● Work order
Return every line below in which "Tabulka" appears.

Website and app data records:
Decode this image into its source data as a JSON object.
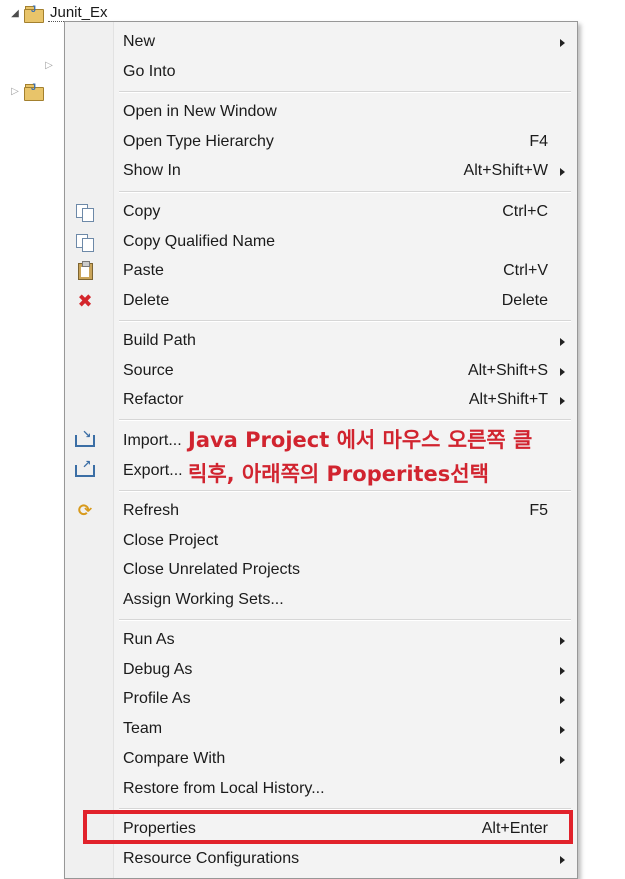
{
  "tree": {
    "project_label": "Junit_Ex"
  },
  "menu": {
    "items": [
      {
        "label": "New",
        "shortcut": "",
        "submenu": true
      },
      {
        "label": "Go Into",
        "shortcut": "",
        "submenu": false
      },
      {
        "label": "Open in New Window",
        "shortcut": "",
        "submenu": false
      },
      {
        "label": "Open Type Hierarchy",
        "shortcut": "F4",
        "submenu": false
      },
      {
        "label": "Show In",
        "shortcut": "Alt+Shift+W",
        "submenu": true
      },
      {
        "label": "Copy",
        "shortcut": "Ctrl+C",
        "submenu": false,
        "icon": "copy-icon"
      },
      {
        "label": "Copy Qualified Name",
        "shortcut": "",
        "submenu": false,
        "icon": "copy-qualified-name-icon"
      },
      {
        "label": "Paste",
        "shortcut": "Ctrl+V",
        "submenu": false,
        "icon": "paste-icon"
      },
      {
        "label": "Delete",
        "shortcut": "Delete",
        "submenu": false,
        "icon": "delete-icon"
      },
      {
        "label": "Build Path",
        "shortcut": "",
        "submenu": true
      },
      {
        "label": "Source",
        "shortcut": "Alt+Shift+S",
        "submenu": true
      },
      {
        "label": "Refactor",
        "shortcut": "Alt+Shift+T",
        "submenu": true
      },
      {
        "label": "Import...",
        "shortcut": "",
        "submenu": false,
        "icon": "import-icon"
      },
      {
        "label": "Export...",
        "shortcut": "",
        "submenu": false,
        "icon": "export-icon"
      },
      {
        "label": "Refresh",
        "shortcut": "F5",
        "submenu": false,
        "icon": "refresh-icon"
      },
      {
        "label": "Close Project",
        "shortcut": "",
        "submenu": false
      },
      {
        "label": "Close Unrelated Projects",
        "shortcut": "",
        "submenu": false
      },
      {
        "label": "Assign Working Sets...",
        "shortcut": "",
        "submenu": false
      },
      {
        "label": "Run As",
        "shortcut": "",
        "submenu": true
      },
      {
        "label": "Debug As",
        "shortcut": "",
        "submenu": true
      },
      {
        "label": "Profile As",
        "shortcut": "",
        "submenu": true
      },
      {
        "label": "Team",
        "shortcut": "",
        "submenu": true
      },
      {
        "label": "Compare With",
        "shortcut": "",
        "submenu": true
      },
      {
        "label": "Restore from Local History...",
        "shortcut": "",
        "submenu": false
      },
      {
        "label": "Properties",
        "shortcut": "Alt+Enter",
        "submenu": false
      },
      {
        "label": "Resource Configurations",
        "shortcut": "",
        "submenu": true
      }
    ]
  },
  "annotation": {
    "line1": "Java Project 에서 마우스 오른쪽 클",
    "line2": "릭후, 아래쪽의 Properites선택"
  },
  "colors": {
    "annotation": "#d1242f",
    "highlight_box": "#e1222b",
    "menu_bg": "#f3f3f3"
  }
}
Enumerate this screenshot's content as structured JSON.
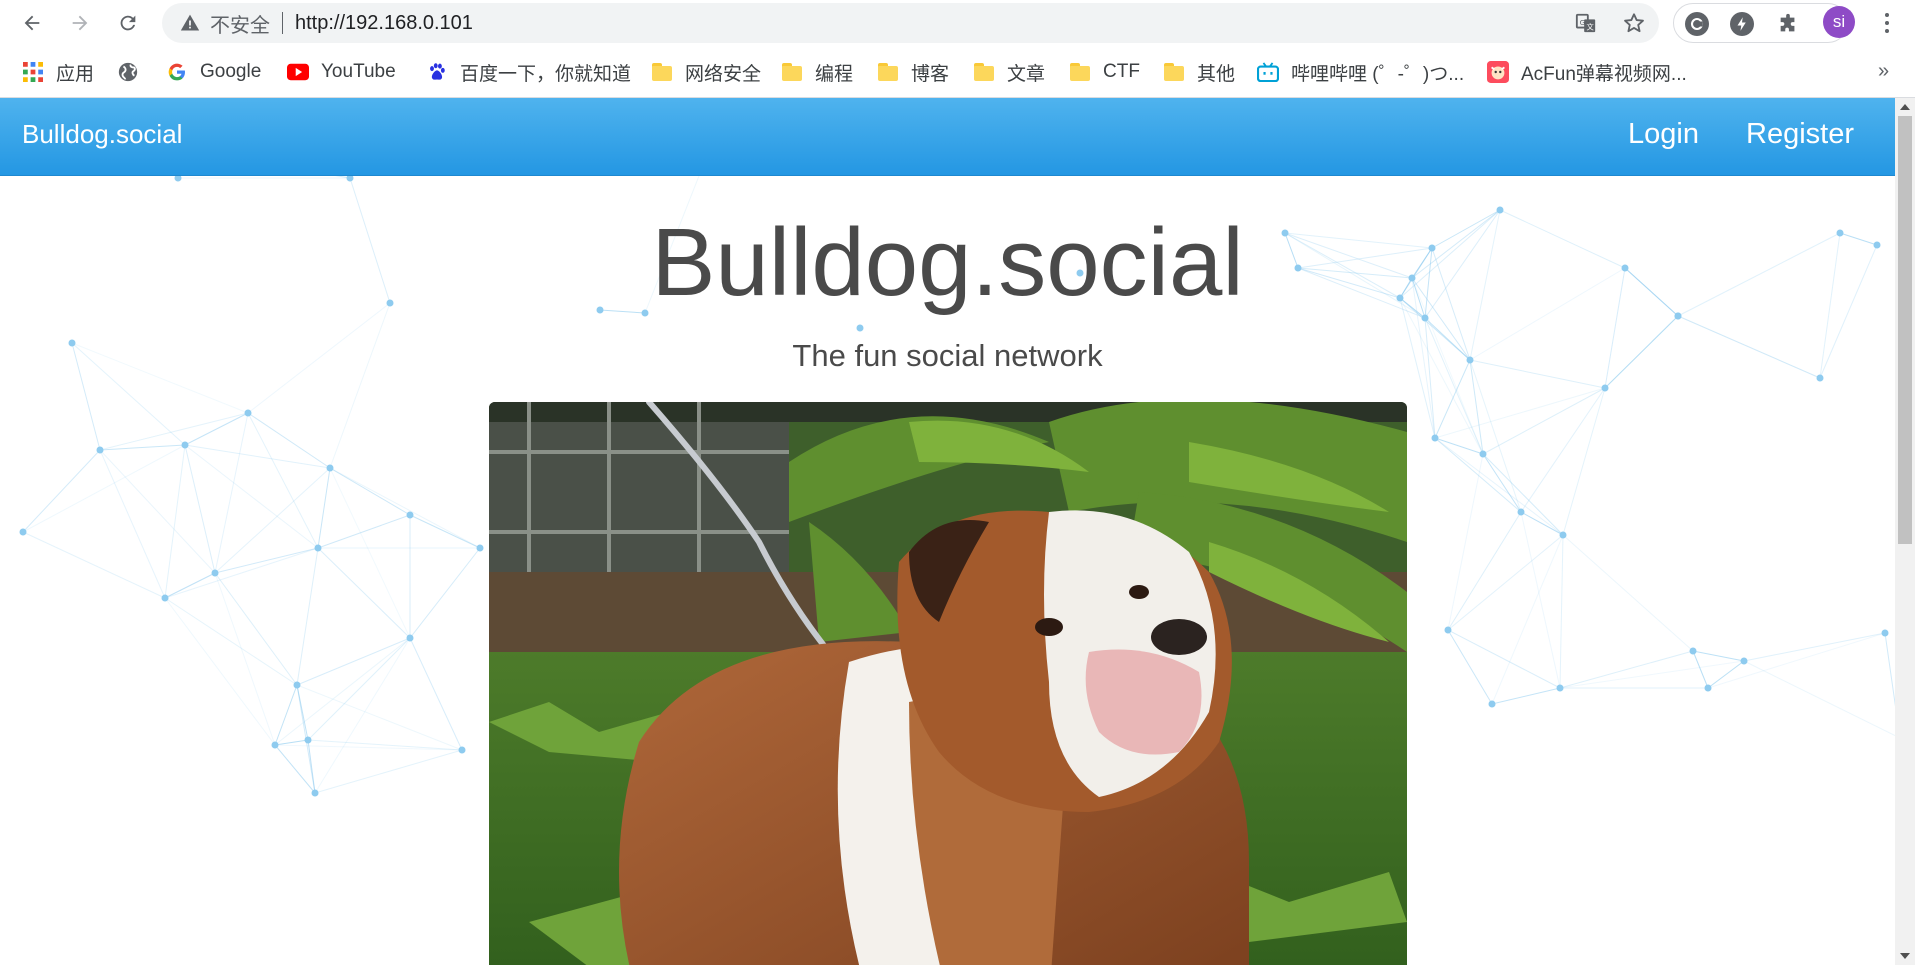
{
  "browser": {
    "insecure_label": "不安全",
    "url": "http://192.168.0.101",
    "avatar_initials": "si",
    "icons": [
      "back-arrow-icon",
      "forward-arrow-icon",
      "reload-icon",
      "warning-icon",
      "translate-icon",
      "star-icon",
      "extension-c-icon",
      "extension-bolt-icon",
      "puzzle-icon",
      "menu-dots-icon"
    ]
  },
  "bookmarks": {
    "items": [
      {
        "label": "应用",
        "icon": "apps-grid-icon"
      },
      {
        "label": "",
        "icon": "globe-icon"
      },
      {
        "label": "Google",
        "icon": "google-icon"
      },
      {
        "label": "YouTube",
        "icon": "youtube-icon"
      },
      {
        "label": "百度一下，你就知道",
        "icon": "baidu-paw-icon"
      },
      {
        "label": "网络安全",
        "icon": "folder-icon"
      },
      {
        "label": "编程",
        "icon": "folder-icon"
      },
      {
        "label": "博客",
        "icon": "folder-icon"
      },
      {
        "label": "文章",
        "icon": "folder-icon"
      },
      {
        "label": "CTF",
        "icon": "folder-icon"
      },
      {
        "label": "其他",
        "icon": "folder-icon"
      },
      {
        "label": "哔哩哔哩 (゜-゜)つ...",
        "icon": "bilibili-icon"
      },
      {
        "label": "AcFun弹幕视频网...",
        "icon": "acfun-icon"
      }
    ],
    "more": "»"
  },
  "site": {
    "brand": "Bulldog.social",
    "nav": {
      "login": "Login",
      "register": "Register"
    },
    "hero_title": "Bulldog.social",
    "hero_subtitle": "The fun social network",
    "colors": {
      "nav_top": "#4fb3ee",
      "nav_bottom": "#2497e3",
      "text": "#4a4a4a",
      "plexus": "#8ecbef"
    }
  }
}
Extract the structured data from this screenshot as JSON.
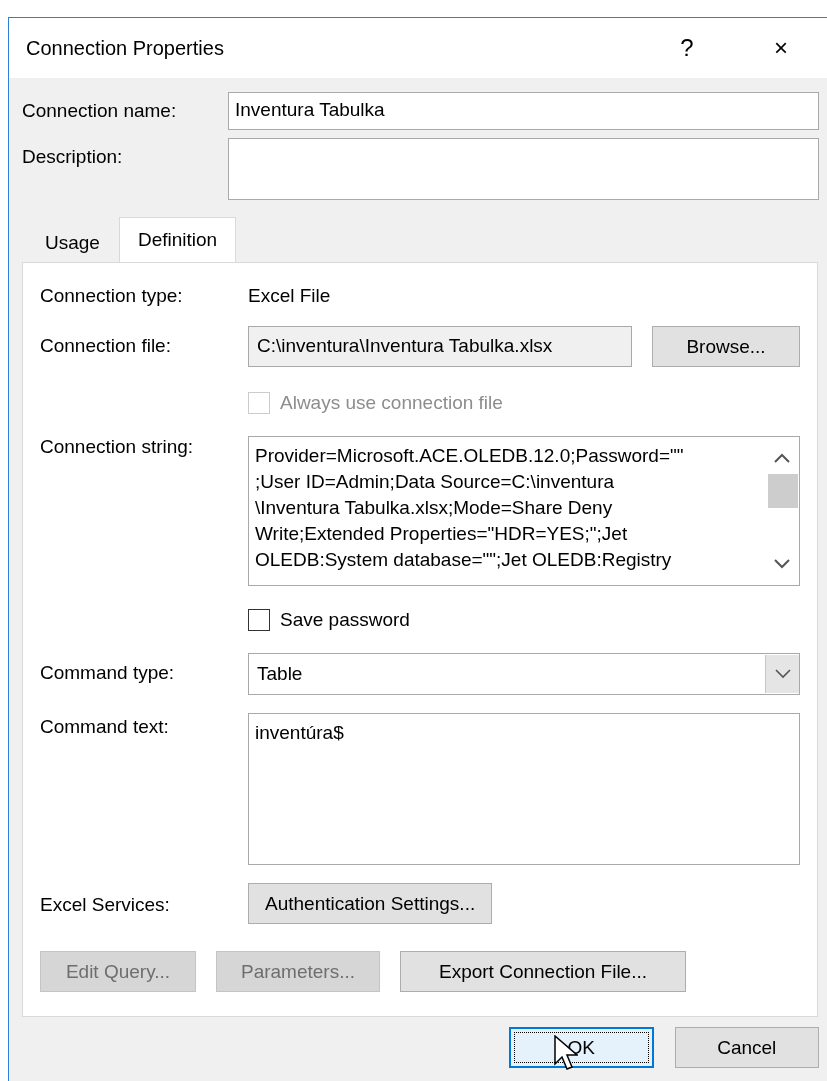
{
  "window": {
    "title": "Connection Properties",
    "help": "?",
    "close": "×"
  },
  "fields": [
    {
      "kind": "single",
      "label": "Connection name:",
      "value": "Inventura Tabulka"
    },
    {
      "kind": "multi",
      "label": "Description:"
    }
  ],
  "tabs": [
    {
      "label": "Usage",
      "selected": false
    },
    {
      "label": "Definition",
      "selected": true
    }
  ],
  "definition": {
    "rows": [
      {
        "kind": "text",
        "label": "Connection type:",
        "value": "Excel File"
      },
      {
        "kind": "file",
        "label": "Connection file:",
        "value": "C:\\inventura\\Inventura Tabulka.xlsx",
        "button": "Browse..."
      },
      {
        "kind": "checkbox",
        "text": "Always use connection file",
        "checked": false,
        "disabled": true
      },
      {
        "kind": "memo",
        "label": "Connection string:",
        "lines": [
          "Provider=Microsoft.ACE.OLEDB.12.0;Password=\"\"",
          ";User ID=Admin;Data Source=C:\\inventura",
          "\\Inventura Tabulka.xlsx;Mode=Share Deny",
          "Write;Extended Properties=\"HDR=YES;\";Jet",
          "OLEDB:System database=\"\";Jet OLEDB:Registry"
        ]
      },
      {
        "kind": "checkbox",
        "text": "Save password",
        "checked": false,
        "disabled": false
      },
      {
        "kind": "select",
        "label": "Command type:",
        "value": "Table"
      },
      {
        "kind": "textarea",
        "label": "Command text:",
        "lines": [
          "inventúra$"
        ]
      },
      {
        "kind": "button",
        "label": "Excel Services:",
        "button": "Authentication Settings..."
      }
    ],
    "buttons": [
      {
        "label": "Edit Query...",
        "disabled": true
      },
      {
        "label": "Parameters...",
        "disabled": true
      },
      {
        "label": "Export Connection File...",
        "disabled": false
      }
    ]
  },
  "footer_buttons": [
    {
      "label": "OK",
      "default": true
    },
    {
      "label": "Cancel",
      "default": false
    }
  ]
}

● Result of this exercise
      "value": "Inventura Tabulka"
        "value": "C:\\inventura\\Inventura Tabulka.xlsx",
          "\\Inventura Tabulka.xlsx;Mode=Share Deny",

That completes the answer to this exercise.